I see this mistake all the time: authors say, “this is no longer a new release, so why should I promote it?” My answer is always the same: “To someone who has never seen your book, it reads like a new release even if it was first published years ago.”
You should always seek new readers via targeted ads. If anything, you’ll have even more social endorsement possibilities if you’ve already established a fan base for the book during its launch period. If people have already liked the book’s Facebook page, for example, you can target those people with advertising, and thereby gain exposure to their friends as well. The more existing fans like or engage with your ad or boosted post, the more people will see your content.
Platforms like Facebook and Twitter let you target ads to a fine-tuned audience. Again, you can use my Call to Arms Survey results to choose the right service for you.
6. Be the first to use new marketing tools
Keeping up with the newest promotional tools is a great way to catch readers’ attention. You should monitor the marketing landscape in case something new crops up during the first six months of your book’s release. Bestselling Indie author Michael Siemsen has been able to attract new readers by using this strategy on Twitter:
The second Twitter introduced Cards in promoted tweets, I jumped on it and blasted my latest Sci-Fi release to everyone in that interest segment (via Twitter Ads), with an eye-catching image of the book cover, because I know it grabs the eye of SF fans. Whenever a new promo tool like that comes out, I jump on it, because:
- It’s still novel to the users so they’re more likely to look at it, click, etc.
- The ad prices are usually super cheap because they’re new, so it’s a safer investment.
That campaign received somewhere around 200,000 impressions, 30,000 ‘engagements,’ and 2,200 link clicks. I sold around 1,500 books over those two days — a huge spike.
7. Keep an eye out for free publicity opportunities
You can write guest posts to gain exposure to a new audience. Once you have written posts for most of your blog friends, however, you may feel stuck. Enter Help a Reporter Out (HARO); a sourcing service that connects journalists with relevant experts, enabling brands to tell their stories to the people looking for them. If you sign up for a free HARO account, you’ll receive an email three times per day that includes media opportunities in which you could be quoted. You can customize which email alerts you receive so you’re not bombarded with irrelevant queries.
Since these categories are fairly broad, it’s often best to sign up for the Master HARO list and set up your own email filters so you only get alerts for relevant queries.
If it’s a relevant query where you have some expertise, don’t hesitate — reporters often quote from the first response or two they receive. This is a fantastic way to get free publicity for yourself and your books.
8. Capitalize on current events
- If you’re promoting a romance, do a marketing push on Valentine’s Day.
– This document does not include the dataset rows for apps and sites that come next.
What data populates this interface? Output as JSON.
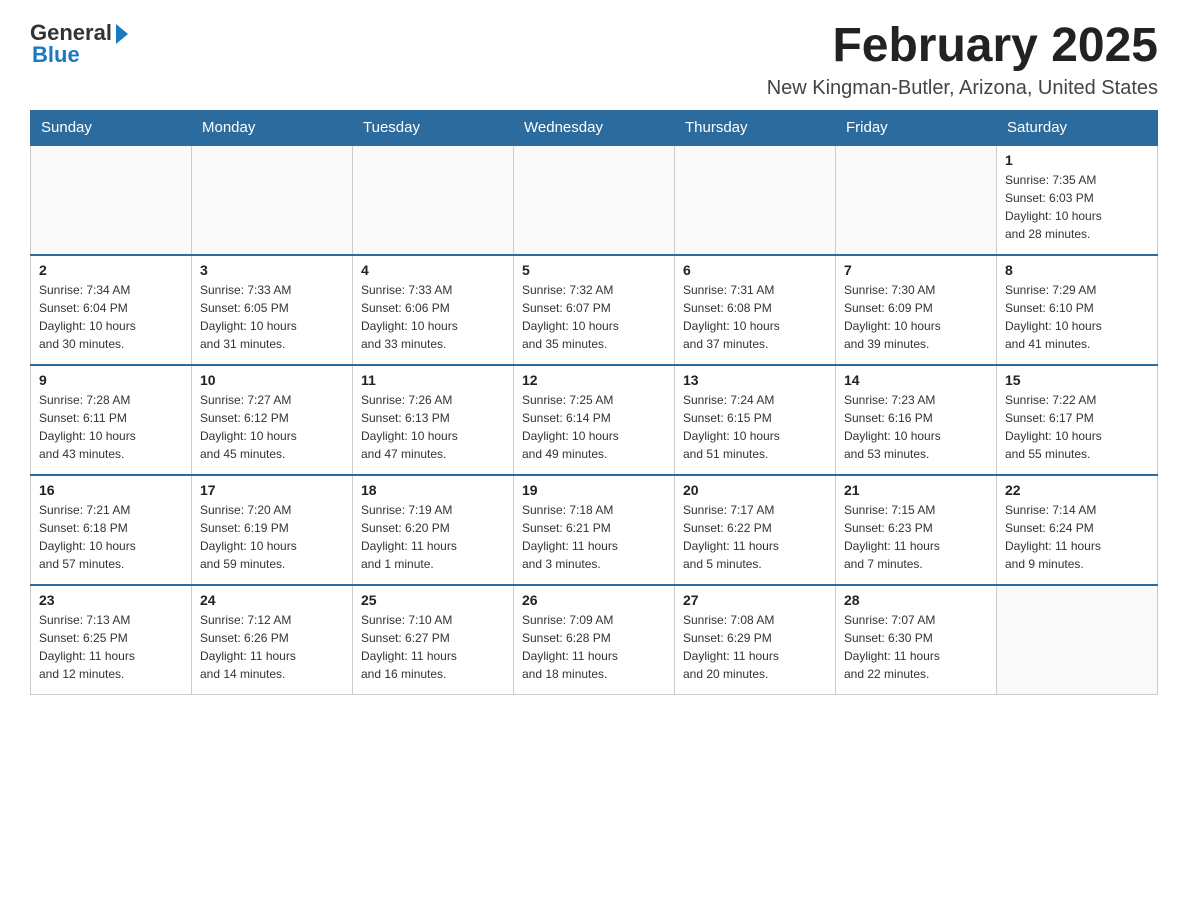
{
  "logo": {
    "general": "General",
    "blue": "Blue"
  },
  "title": "February 2025",
  "subtitle": "New Kingman-Butler, Arizona, United States",
  "days_of_week": [
    "Sunday",
    "Monday",
    "Tuesday",
    "Wednesday",
    "Thursday",
    "Friday",
    "Saturday"
  ],
  "weeks": [
    [
      {
        "day": "",
        "info": ""
      },
      {
        "day": "",
        "info": ""
      },
      {
        "day": "",
        "info": ""
      },
      {
        "day": "",
        "info": ""
      },
      {
        "day": "",
        "info": ""
      },
      {
        "day": "",
        "info": ""
      },
      {
        "day": "1",
        "info": "Sunrise: 7:35 AM\nSunset: 6:03 PM\nDaylight: 10 hours\nand 28 minutes."
      }
    ],
    [
      {
        "day": "2",
        "info": "Sunrise: 7:34 AM\nSunset: 6:04 PM\nDaylight: 10 hours\nand 30 minutes."
      },
      {
        "day": "3",
        "info": "Sunrise: 7:33 AM\nSunset: 6:05 PM\nDaylight: 10 hours\nand 31 minutes."
      },
      {
        "day": "4",
        "info": "Sunrise: 7:33 AM\nSunset: 6:06 PM\nDaylight: 10 hours\nand 33 minutes."
      },
      {
        "day": "5",
        "info": "Sunrise: 7:32 AM\nSunset: 6:07 PM\nDaylight: 10 hours\nand 35 minutes."
      },
      {
        "day": "6",
        "info": "Sunrise: 7:31 AM\nSunset: 6:08 PM\nDaylight: 10 hours\nand 37 minutes."
      },
      {
        "day": "7",
        "info": "Sunrise: 7:30 AM\nSunset: 6:09 PM\nDaylight: 10 hours\nand 39 minutes."
      },
      {
        "day": "8",
        "info": "Sunrise: 7:29 AM\nSunset: 6:10 PM\nDaylight: 10 hours\nand 41 minutes."
      }
    ],
    [
      {
        "day": "9",
        "info": "Sunrise: 7:28 AM\nSunset: 6:11 PM\nDaylight: 10 hours\nand 43 minutes."
      },
      {
        "day": "10",
        "info": "Sunrise: 7:27 AM\nSunset: 6:12 PM\nDaylight: 10 hours\nand 45 minutes."
      },
      {
        "day": "11",
        "info": "Sunrise: 7:26 AM\nSunset: 6:13 PM\nDaylight: 10 hours\nand 47 minutes."
      },
      {
        "day": "12",
        "info": "Sunrise: 7:25 AM\nSunset: 6:14 PM\nDaylight: 10 hours\nand 49 minutes."
      },
      {
        "day": "13",
        "info": "Sunrise: 7:24 AM\nSunset: 6:15 PM\nDaylight: 10 hours\nand 51 minutes."
      },
      {
        "day": "14",
        "info": "Sunrise: 7:23 AM\nSunset: 6:16 PM\nDaylight: 10 hours\nand 53 minutes."
      },
      {
        "day": "15",
        "info": "Sunrise: 7:22 AM\nSunset: 6:17 PM\nDaylight: 10 hours\nand 55 minutes."
      }
    ],
    [
      {
        "day": "16",
        "info": "Sunrise: 7:21 AM\nSunset: 6:18 PM\nDaylight: 10 hours\nand 57 minutes."
      },
      {
        "day": "17",
        "info": "Sunrise: 7:20 AM\nSunset: 6:19 PM\nDaylight: 10 hours\nand 59 minutes."
      },
      {
        "day": "18",
        "info": "Sunrise: 7:19 AM\nSunset: 6:20 PM\nDaylight: 11 hours\nand 1 minute."
      },
      {
        "day": "19",
        "info": "Sunrise: 7:18 AM\nSunset: 6:21 PM\nDaylight: 11 hours\nand 3 minutes."
      },
      {
        "day": "20",
        "info": "Sunrise: 7:17 AM\nSunset: 6:22 PM\nDaylight: 11 hours\nand 5 minutes."
      },
      {
        "day": "21",
        "info": "Sunrise: 7:15 AM\nSunset: 6:23 PM\nDaylight: 11 hours\nand 7 minutes."
      },
      {
        "day": "22",
        "info": "Sunrise: 7:14 AM\nSunset: 6:24 PM\nDaylight: 11 hours\nand 9 minutes."
      }
    ],
    [
      {
        "day": "23",
        "info": "Sunrise: 7:13 AM\nSunset: 6:25 PM\nDaylight: 11 hours\nand 12 minutes."
      },
      {
        "day": "24",
        "info": "Sunrise: 7:12 AM\nSunset: 6:26 PM\nDaylight: 11 hours\nand 14 minutes."
      },
      {
        "day": "25",
        "info": "Sunrise: 7:10 AM\nSunset: 6:27 PM\nDaylight: 11 hours\nand 16 minutes."
      },
      {
        "day": "26",
        "info": "Sunrise: 7:09 AM\nSunset: 6:28 PM\nDaylight: 11 hours\nand 18 minutes."
      },
      {
        "day": "27",
        "info": "Sunrise: 7:08 AM\nSunset: 6:29 PM\nDaylight: 11 hours\nand 20 minutes."
      },
      {
        "day": "28",
        "info": "Sunrise: 7:07 AM\nSunset: 6:30 PM\nDaylight: 11 hours\nand 22 minutes."
      },
      {
        "day": "",
        "info": ""
      }
    ]
  ]
}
- Promote funny chick lit as a fun summer beach read or as airplane reading during the holidays.
- Compare Tudor historical fiction to a hit new Tudor-related TV show and target fans of that show.
- If you have a new book featuring athletes overcoming great obstacles, promote it during the MLB or NFL playoffs or a relevant sporting event.
You can move sales for a relevant book by strategically taking advantage of what’s trending in the news. Try a price promotion or a major ad campaign during one of these timely events and you could keep a newer title’s momentum going.
9. Continue publishing new books
Publishing new books will help you garner a wider audience that will be interested in your other books. Just like running a price promotion for a backlist book is a great way to gain exposure for a new release, publishing a new release boosts backlist book sales as well.
It’s important to find a balance between churning out new books and promoting existing ones. But for all the months and years of effort you pour into your books, they deserve attention beyond the initial release date, and it’s entirely possible to effectively find new readers even after the initial buzz dies down.
All this marketing stuff does your head in? Relax with my award-winning children’s book, Runaway Smile for free!